[[ RAW DATA open ]]

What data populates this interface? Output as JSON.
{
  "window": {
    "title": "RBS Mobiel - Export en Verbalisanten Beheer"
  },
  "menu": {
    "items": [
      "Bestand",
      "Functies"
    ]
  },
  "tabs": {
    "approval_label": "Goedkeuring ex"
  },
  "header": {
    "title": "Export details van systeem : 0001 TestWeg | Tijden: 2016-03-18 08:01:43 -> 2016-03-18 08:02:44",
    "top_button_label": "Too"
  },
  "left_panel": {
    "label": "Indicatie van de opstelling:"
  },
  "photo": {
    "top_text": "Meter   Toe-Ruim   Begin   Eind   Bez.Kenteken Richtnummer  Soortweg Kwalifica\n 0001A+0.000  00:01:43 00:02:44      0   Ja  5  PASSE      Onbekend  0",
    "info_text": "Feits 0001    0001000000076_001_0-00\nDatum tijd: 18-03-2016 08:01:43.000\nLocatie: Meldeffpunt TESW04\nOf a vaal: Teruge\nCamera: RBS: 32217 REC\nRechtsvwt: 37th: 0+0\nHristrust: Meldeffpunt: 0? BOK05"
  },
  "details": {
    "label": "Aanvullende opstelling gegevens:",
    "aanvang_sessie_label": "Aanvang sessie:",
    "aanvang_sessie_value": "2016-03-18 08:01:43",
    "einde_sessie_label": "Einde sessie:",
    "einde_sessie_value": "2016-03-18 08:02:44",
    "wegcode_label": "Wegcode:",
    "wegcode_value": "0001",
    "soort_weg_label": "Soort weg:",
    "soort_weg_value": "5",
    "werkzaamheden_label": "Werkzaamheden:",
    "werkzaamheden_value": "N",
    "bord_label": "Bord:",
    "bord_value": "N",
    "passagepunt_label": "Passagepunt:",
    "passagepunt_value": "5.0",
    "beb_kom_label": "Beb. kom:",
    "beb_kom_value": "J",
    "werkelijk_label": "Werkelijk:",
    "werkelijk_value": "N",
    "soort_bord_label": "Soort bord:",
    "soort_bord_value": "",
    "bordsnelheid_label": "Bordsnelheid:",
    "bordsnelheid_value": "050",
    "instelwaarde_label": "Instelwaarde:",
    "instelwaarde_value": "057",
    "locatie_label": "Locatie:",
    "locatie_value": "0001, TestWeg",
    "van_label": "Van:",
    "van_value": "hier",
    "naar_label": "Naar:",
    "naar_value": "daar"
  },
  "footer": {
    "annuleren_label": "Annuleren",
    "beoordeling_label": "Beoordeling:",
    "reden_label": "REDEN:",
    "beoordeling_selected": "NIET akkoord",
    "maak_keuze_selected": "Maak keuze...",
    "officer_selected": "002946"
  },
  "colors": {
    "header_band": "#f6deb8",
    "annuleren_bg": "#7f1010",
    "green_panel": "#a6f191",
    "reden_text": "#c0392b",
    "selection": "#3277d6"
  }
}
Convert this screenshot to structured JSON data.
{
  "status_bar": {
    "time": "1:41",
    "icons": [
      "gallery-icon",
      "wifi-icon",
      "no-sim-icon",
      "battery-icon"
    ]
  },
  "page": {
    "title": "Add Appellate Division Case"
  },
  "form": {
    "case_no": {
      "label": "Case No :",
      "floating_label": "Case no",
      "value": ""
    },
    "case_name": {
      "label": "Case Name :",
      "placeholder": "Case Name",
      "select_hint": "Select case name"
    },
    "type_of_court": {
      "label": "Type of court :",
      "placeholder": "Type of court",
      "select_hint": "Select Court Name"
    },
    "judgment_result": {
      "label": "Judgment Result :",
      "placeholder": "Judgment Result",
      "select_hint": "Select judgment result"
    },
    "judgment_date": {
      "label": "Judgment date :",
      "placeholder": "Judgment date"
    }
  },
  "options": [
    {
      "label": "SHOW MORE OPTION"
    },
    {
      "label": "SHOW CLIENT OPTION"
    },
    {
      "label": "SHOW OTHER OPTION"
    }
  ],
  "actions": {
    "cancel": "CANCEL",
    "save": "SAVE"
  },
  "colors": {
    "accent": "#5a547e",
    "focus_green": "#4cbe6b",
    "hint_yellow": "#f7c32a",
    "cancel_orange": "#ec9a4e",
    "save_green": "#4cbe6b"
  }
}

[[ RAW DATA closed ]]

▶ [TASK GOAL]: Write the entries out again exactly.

▶ [OUTPUT FOR THIS EXERCISE]:
What data populates this interface? Output as JSON.
{
  "window": {
    "title": "RBS Mobiel - Export en Verbalisanten Beheer"
  },
  "menu": {
    "items": [
      "Bestand",
      "Functies"
    ]
  },
  "tabs": {
    "approval_label": "Goedkeuring ex"
  },
  "header": {
    "title": "Export details van systeem : 0001 TestWeg | Tijden: 2016-03-18 08:01:43 -> 2016-03-18 08:02:44",
    "top_button_label": "Too"
  },
  "left_panel": {
    "label": "Indicatie van de opstelling:"
  },
  "photo": {
    "top_text": "Meter   Toe-Ruim   Begin   Eind   Bez.Kenteken Richtnummer  Soortweg Kwalifica\n 0001A+0.000  00:01:43 00:02:44      0   Ja  5  PASSE      Onbekend  0",
    "info_text": "Feits 0001    0001000000076_001_0-00\nDatum tijd: 18-03-2016 08:01:43.000\nLocatie: Meldeffpunt TESW04\nOf a vaal: Teruge\nCamera: RBS: 32217 REC\nRechtsvwt: 37th: 0+0\nHristrust: Meldeffpunt: 0? BOK05"
  },
  "details": {
    "label": "Aanvullende opstelling gegevens:",
    "aanvang_sessie_label": "Aanvang sessie:",
    "aanvang_sessie_value": "2016-03-18 08:01:43",
    "einde_sessie_label": "Einde sessie:",
    "einde_sessie_value": "2016-03-18 08:02:44",
    "wegcode_label": "Wegcode:",
    "wegcode_value": "0001",
    "soort_weg_label": "Soort weg:",
    "soort_weg_value": "5",
    "werkzaamheden_label": "Werkzaamheden:",
    "werkzaamheden_value": "N",
    "bord_label": "Bord:",
    "bord_value": "N",
    "passagepunt_label": "Passagepunt:",
    "passagepunt_value": "5.0",
    "beb_kom_label": "Beb. kom:",
    "beb_kom_value": "J",
    "werkelijk_label": "Werkelijk:",
    "werkelijk_value": "N",
    "soort_bord_label": "Soort bord:",
    "soort_bord_value": "",
    "bordsnelheid_label": "Bordsnelheid:",
    "bordsnelheid_value": "050",
    "instelwaarde_label": "Instelwaarde:",
    "instelwaarde_value": "057",
    "locatie_label": "Locatie:",
    "locatie_value": "0001, TestWeg",
    "van_label": "Van:",
    "van_value": "hier",
    "naar_label": "Naar:",
    "naar_value": "daar"
  },
  "footer": {
    "annuleren_label": "Annuleren",
    "beoordeling_label": "Beoordeling:",
    "reden_label": "REDEN:",
    "beoordeling_selected": "NIET akkoord",
    "maak_keuze_selected": "Maak keuze...",
    "officer_selected": "002946"
  },
  "colors": {
    "header_band": "#f6deb8",
    "annuleren_bg": "#7f1010",
    "green_panel": "#a6f191",
    "reden_text": "#c0392b",
    "selection": "#3277d6"
  }
}
Convert this screenshot to structured JSON data.
{
  "status_bar": {
    "time": "1:41",
    "icons": [
      "gallery-icon",
      "wifi-icon",
      "no-sim-icon",
      "battery-icon"
    ]
  },
  "page": {
    "title": "Add Appellate Division Case"
  },
  "form": {
    "case_no": {
      "label": "Case No :",
      "floating_label": "Case no",
      "value": ""
    },
    "case_name": {
      "label": "Case Name :",
      "placeholder": "Case Name",
      "select_hint": "Select case name"
    },
    "type_of_court": {
      "label": "Type of court :",
      "placeholder": "Type of court",
      "select_hint": "Select Court Name"
    },
    "judgment_result": {
      "label": "Judgment Result :",
      "placeholder": "Judgment Result",
      "select_hint": "Select judgment result"
    },
    "judgment_date": {
      "label": "Judgment date :",
      "placeholder": "Judgment date"
    }
  },
  "options": [
    {
      "label": "SHOW MORE OPTION"
    },
    {
      "label": "SHOW CLIENT OPTION"
    },
    {
      "label": "SHOW OTHER OPTION"
    }
  ],
  "actions": {
    "cancel": "CANCEL",
    "save": "SAVE"
  },
  "colors": {
    "accent": "#5a547e",
    "focus_green": "#4cbe6b",
    "hint_yellow": "#f7c32a",
    "cancel_orange": "#ec9a4e",
    "save_green": "#4cbe6b"
  }
}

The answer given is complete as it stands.